There is a basic design study that we have students do in the design department and we discuss it a lot: “Calculated Randomness” (Calculated Randomness). Students have a hard time trying to think about and imagine such a topic, and the environment in which it is raised leads to a lesson that is fueled by a lot of discussion and aphorisms.
Indeed, this is a statement that contains contradictions in itself. If we calculate, how can we talk about randomness? Or if we are talking about the random, where is the math in that? The subject unravels a little more when we start talking about examples: pebbles by the sea, or shantytowns clustered on the side of a hill, and so on. Examples like these make it easier to imagine the issue. These are situations or scenes that, although they create images without the idea of a complete order, create a general characteristic, a pattern, and for this reason they are pleasing or beautiful to our eyes and inspire us to photograph or paint them. Maybe the sounds of vendors in an old bazaar, the murmurs of people, the sounds of spoons hitting tea cups in a teahouse, or the smells in a place like this could create such a harmony in total.

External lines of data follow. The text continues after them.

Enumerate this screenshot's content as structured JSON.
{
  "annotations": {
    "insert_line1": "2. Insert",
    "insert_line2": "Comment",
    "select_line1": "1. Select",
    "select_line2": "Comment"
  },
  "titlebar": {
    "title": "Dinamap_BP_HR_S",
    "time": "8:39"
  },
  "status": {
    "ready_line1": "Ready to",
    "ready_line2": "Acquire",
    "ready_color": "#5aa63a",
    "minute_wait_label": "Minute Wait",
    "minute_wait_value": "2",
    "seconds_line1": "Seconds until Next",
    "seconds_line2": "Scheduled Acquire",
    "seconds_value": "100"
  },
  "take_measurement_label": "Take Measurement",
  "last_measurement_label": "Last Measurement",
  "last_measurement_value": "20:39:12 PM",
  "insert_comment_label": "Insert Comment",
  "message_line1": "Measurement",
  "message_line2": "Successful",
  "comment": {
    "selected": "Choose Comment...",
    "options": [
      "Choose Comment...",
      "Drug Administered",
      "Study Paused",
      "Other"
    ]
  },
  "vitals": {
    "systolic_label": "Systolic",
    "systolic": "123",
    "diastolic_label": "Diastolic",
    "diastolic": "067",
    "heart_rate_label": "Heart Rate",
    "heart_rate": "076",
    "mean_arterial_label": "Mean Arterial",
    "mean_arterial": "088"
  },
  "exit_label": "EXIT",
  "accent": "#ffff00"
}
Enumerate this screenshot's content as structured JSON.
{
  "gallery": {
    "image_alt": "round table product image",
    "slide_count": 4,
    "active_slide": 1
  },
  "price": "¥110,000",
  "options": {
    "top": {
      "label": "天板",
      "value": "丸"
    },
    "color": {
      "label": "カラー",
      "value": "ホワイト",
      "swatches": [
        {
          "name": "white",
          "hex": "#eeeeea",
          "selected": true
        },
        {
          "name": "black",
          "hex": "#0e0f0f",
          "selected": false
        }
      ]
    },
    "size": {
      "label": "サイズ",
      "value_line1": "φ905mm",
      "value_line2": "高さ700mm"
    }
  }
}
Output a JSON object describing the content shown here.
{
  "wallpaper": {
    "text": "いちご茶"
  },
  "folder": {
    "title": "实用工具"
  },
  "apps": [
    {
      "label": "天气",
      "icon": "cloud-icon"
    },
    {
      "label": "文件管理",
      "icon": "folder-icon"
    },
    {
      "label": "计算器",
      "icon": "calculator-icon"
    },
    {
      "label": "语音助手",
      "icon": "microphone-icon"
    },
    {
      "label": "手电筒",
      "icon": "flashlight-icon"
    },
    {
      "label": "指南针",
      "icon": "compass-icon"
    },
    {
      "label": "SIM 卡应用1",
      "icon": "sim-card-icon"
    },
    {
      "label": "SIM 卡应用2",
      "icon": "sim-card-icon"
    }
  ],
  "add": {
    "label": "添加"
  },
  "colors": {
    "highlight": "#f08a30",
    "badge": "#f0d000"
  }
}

So why is there an emphasis on being “calculated” in this statement in such a flow? Because future designers, as agents of an intervention, have responsibilities. I mean, how can we design such a state of randomness, or how can we create it? How can we talk about design or calculation when the examples given involve precisely those situations that were not calculated and unplanned?
For years in my classes, we have discussed this issue with students. It has been an interesting subject that I often feel the need to refer to in their own projects, making us smile a little. But it’s only recently that it has moved out of the realm of design education and has become something that makes me think about design in a broader sense, even though it’s been carefully tied back to the subject of design.

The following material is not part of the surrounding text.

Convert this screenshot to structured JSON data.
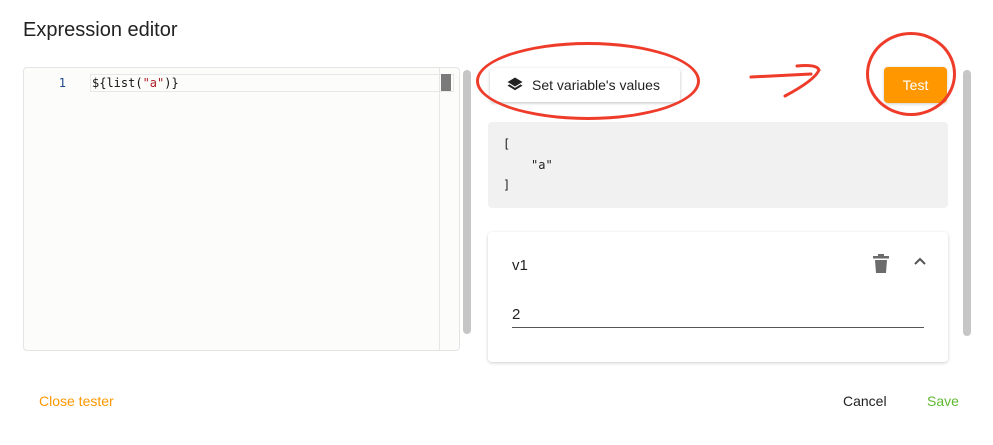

There are many things that we cannot foresee or predict in the life we live. That the future is an enigma is the essence of life. Or one of the strangest rules of this game. There are always strange unexpected things that we think we can predict a little bit, but we don’t really know. This perhaps corresponds to what we call “haphazard”. However, when we stop and take a look at our lives, we often realize that in the longer term we have been in a kind of pattern, a calculated pattern. What we call “wisdom” is perhaps the manifestation of this pattern, that moment of realization, that sense of “calculatedness”. It’s a pattern that can be recognized when you look from above and from a distance, or when enough time has passed.
Would it be more accurate, then, to say “random calculatedness” rather than “calculated randomness” for a human being who ultimately sees an image of a pattern and for such a sum of perception? It is not a big deal, there is no need to bring the chicken and egg story here again.
I think it is hidden in the wonderful Turkish translation of the word “randomness”: “gelişi güzel”, that is literally, “beautifully coming”, which means looking at life and what we experience from within a culture that sees what comes as beautiful. A delicacy that sees the appearance and arrival of the beloved as beautiful as herself. A delicacy that sees the appearance and arrival of the beloved as beautiful as herself.
But without losing the surprise in the word “randomness”, to live by probing, sniffing, sniffing.